- Temple Grandin says that there are three autistic thinking styles: visual thinkers, verbal specialists and pattern thinkers. See post.
- Autism Toolbox is a resource to foster inclusion in early learning settings and schools. it has a section on cognitive theories of autism.
Autism Discussion Page is the title of this Facebook page. It contains brief articles with comments. Anyone registered with Facebook can add their own comments.
This article offers Eleven ways you can make your autistic child’s life easier.
Temple Grandin is a lady with high-functioning Asperger’s who has made an academic career for herself. Click icon to browse her Frequently Asked Questions page. The Ask Temple link, in the top left corner, gives you a form for asking your own question.
This Facebook page offers a handy starting point for several topics from the author Ellen Notbohm.

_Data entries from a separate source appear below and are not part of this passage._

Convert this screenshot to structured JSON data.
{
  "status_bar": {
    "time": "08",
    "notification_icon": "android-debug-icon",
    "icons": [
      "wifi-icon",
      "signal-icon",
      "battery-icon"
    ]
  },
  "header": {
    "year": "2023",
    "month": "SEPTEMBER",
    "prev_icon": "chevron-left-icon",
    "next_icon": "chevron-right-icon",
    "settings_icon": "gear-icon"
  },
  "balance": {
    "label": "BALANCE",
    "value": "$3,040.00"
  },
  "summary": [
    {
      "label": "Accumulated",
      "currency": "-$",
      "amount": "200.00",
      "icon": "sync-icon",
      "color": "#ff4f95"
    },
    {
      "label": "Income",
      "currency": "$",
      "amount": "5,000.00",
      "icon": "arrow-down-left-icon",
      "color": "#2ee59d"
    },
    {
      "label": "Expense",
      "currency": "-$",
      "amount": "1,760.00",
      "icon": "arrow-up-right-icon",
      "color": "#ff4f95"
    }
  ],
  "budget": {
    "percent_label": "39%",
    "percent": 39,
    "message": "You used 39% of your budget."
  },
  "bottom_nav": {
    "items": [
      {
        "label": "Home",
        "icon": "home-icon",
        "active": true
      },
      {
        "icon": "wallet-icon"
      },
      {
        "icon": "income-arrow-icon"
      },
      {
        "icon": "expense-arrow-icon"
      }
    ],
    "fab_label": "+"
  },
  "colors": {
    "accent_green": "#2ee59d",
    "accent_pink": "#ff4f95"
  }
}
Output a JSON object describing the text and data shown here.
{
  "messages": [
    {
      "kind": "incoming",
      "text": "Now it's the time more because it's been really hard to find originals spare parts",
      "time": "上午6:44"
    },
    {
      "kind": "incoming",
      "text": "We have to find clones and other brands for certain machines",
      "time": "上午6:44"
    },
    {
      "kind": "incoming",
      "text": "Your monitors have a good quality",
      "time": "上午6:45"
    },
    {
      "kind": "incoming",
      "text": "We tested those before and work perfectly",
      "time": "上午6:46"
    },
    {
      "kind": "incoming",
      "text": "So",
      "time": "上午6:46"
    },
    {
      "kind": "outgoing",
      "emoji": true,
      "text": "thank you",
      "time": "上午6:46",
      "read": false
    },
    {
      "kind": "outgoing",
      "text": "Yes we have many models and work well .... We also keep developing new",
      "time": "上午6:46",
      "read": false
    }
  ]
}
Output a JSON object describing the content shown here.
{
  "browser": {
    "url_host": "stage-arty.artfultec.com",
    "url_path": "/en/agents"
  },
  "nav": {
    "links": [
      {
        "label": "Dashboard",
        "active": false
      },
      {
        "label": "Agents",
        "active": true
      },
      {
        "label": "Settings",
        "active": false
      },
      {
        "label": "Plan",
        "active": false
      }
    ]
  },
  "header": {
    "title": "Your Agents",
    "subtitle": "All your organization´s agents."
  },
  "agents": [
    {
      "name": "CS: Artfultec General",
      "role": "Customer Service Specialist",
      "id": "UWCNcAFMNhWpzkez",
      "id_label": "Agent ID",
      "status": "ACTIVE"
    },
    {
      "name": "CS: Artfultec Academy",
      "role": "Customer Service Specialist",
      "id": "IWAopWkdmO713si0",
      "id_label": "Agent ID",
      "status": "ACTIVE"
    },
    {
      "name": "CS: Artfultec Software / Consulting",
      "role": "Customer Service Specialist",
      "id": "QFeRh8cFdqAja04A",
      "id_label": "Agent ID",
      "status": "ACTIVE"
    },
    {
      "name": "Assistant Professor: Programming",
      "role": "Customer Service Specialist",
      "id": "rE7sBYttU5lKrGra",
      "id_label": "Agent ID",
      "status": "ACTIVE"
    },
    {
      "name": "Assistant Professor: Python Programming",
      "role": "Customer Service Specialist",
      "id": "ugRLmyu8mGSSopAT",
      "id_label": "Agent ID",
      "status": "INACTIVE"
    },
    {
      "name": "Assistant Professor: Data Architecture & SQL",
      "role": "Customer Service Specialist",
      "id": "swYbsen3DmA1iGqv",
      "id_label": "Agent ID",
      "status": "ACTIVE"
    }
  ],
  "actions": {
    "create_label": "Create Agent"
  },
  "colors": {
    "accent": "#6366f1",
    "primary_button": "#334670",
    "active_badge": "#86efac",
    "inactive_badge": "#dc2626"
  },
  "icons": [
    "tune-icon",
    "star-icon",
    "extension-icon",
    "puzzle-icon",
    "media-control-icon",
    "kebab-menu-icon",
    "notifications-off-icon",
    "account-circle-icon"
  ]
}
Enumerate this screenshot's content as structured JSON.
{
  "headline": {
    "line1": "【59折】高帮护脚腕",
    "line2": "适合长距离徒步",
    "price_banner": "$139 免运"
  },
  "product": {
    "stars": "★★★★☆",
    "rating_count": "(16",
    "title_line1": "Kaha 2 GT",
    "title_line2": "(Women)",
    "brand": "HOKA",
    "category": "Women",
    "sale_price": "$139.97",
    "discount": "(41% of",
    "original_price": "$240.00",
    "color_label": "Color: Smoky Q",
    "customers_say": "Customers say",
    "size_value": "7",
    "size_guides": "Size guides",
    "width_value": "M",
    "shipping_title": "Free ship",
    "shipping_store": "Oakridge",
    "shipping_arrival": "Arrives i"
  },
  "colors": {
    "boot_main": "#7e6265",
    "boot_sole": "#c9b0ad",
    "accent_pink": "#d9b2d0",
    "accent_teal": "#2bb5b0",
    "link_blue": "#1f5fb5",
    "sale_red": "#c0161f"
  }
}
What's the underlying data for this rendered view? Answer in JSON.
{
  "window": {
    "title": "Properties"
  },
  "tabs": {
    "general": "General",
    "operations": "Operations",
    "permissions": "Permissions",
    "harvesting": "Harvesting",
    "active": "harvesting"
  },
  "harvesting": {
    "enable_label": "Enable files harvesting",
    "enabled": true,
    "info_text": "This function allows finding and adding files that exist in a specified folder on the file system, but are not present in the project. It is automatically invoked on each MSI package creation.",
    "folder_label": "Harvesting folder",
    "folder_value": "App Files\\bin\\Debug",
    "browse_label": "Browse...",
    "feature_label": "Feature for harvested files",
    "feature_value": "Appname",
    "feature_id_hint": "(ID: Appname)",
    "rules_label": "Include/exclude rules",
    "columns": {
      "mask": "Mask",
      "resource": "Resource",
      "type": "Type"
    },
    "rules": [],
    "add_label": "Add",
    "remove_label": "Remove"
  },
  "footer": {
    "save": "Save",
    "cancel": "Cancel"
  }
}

The award-winning author is known for her popular books and columns on autism, published worldwide in more than twenty languages. See the Notes option on the Facebook page for key topics. She also has a website. The Blog and Articles menu options might be worth a look.
We have a number of links from The Mighty on our website and Facebook page. This page picks out autism related material from their website. Click icon to browse.
- The Netmums site has quite a few pages under the Autism/Asperger’s heading. Clicking the icon to browse.
- A number of mothers post a description of their situation on this site – see: Preschool School age Older children / teenagers.
- To simply browse Netmums use their search box at the top right corner of the page, but for information about the members’ only areas see their registration page,
The thinking person’s guide to autism is a forum intended to encourage visitors, To think, ask questions, question the media, and learn from each other. The people behind it say, Autism misinformation clouds and is perpetuated by the Internet. We want to make accurate information about autism causation and therapies visible, accessible, and centralized.
Ambitious About Autism is publishing a few tips for Christmas under the heading: Include autism this Christmas. Click icon to view.
Six types of coping skills. An array of graphics.
Ideas about activities for special needs. After-school and weekend activities for children with disabilities can build self-esteem, skills, friendships and a sense of belonging.
What autism mums do not want to hear
This will ring a few bells for parents of a child on the autistic spectrum. Things not to say to an autism mum .
Re-charging the batteries
‘Society has programmed us to think, “What kind of mother is she, taking care of herself before her child?” but that’s completely wrong.’ Here are 10 must dos for parents of children with special needs.
Scope describes itself as the disability equality charity.
- Members ask the online community for Support and Information. There are quite a few subject categories.
- It has online community groups on which you can post questions and comments.
- They also have Community champions to make sure the community is a safe, supportive place to be.
Surviving Asperger’s Syndrome
This on-line publication takes the form of brief bullet points divided up into chapters. See: Survival guide
Tips for married couples
This is for the partner of someone with Asperger’s: Chat website
Here are some tips on tackling fear .
These can provide a handy way to improve emotional literacy and people skills. Soaps focus on emotional issues and lay it on with a trowel. For example, see Roy Cropper from Coronation Street.
Children on the autistic spectrum can find the idea of moving house unsettling, but there are things could do that might help.
- Tell him obvious things, repeatedly, e.g. that he is moving too.
- Tell him what familiar things you are taking, e.g. items of furniture.
- Try to re-create his old bedroom from day one. This is not a good time for a revamp.
- Use the same bedding & PJs for continuity. If necessary leaving them unwashed would be even better.
- Get PC running in new home from day one. Buy that computer game he has always wanted and give him free access to the PC around the time of the move.